Magnetic resonance physics
Magnetic drug targeting by ferromagnetic microwires implanted within blood vessels
The targeting of ferromagnetic drug carrier nanoparticles (DCNPs) by dilute microferromagnetic wires implanted within blood vessels and subjected to an externally applied uniform magnetic field of 0.1–0.8 T was evaluated to determine their effectiveness in increasing the concentration of the DCNPs around the target wires.
The transport of DCNPs under the influences of diffusion, blood convection, and magnetic force was simulated by solving the continuity equation using the finite difference method. Then the spatial distribution and time evolution of the particle concentration was determined. The effectiveness of implant-assisted magnetic drug targeting was evaluated from the average concentration of DCNPs around the representative target wire.
The average concentration of DCNPs of an average radius larger than 80 nm carried by blood flow with an average inlet flow rate of 1.1 cm s−1 was increased to more than 60% of the injected concentration by using an externally applied magnetic field strength of 0.1 T.

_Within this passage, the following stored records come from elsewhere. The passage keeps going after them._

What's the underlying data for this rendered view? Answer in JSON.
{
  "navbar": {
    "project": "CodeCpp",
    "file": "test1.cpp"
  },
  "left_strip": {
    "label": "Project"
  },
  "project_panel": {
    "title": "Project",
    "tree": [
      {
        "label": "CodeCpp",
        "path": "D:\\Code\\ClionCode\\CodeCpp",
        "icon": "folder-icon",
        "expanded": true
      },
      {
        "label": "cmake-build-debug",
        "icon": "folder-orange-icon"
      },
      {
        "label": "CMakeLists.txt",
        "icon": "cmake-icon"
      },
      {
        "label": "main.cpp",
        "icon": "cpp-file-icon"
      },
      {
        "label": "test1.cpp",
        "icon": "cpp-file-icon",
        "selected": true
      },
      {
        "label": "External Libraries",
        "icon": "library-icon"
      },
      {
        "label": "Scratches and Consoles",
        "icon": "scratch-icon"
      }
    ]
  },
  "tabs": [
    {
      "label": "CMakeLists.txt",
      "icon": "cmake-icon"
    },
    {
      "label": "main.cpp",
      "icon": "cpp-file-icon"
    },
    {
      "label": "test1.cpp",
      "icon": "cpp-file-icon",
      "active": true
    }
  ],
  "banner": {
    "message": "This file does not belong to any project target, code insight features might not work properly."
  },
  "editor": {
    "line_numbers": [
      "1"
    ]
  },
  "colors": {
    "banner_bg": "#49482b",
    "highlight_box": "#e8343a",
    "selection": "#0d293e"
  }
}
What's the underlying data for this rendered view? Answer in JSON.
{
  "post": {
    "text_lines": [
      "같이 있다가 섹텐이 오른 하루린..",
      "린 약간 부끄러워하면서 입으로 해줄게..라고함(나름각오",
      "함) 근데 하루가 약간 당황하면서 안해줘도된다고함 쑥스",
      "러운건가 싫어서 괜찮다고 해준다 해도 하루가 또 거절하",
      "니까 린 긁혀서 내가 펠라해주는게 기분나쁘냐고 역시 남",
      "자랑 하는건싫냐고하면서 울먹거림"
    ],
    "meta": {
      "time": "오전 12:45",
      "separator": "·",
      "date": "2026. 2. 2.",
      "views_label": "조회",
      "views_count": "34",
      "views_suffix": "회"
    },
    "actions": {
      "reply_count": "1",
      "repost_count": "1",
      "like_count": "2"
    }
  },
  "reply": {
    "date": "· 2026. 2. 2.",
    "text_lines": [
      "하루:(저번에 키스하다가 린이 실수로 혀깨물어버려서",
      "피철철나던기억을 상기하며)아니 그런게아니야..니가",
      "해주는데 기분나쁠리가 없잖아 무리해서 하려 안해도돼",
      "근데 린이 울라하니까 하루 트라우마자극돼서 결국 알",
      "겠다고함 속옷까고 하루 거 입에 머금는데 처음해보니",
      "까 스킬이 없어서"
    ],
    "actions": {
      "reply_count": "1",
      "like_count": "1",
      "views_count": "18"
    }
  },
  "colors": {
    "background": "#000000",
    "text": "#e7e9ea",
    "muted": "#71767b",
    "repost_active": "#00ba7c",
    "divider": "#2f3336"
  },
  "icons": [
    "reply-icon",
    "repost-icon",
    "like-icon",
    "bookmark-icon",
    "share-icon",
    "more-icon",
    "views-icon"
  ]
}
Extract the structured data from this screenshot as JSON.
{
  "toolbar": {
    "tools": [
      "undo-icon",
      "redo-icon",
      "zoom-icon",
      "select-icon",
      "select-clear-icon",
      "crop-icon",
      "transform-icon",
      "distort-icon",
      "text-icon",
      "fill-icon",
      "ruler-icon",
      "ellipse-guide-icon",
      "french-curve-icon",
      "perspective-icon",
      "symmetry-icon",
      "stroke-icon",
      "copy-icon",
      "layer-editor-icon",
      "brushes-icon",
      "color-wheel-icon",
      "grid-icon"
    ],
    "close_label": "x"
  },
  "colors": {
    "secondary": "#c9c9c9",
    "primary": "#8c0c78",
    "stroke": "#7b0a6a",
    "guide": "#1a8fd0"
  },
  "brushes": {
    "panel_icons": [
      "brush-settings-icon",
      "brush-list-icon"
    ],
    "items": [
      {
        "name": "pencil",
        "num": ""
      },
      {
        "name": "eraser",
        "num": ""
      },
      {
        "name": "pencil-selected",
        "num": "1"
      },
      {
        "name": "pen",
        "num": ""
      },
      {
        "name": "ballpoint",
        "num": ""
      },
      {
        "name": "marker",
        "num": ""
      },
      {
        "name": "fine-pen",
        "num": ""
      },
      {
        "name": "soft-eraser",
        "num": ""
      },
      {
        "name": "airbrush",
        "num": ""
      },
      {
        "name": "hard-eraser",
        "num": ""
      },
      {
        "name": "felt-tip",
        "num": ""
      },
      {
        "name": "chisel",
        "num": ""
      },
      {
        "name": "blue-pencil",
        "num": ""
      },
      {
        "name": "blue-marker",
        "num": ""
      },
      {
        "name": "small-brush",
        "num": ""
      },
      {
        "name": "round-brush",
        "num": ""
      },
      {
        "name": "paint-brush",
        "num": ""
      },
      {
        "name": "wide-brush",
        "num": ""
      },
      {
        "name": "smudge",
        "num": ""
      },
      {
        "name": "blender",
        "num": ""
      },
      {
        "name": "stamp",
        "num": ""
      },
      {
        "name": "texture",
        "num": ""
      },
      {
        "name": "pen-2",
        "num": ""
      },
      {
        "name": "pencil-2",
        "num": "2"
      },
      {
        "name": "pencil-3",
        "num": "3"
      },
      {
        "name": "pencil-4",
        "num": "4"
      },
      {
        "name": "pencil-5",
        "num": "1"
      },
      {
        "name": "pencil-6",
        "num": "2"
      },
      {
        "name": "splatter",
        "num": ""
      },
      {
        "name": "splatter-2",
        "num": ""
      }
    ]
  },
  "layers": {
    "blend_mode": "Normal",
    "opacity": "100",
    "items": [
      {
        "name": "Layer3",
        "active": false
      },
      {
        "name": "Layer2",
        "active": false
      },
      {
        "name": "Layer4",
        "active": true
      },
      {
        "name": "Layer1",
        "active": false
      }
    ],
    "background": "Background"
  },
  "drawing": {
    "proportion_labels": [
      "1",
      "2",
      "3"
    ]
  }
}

The effectiveness of concentrating DCNPs of an average radius not larger than 100 nm around the target wire within a small vein was significantly improved using an externally applied magnetic field strength of not greater than 0.8 T.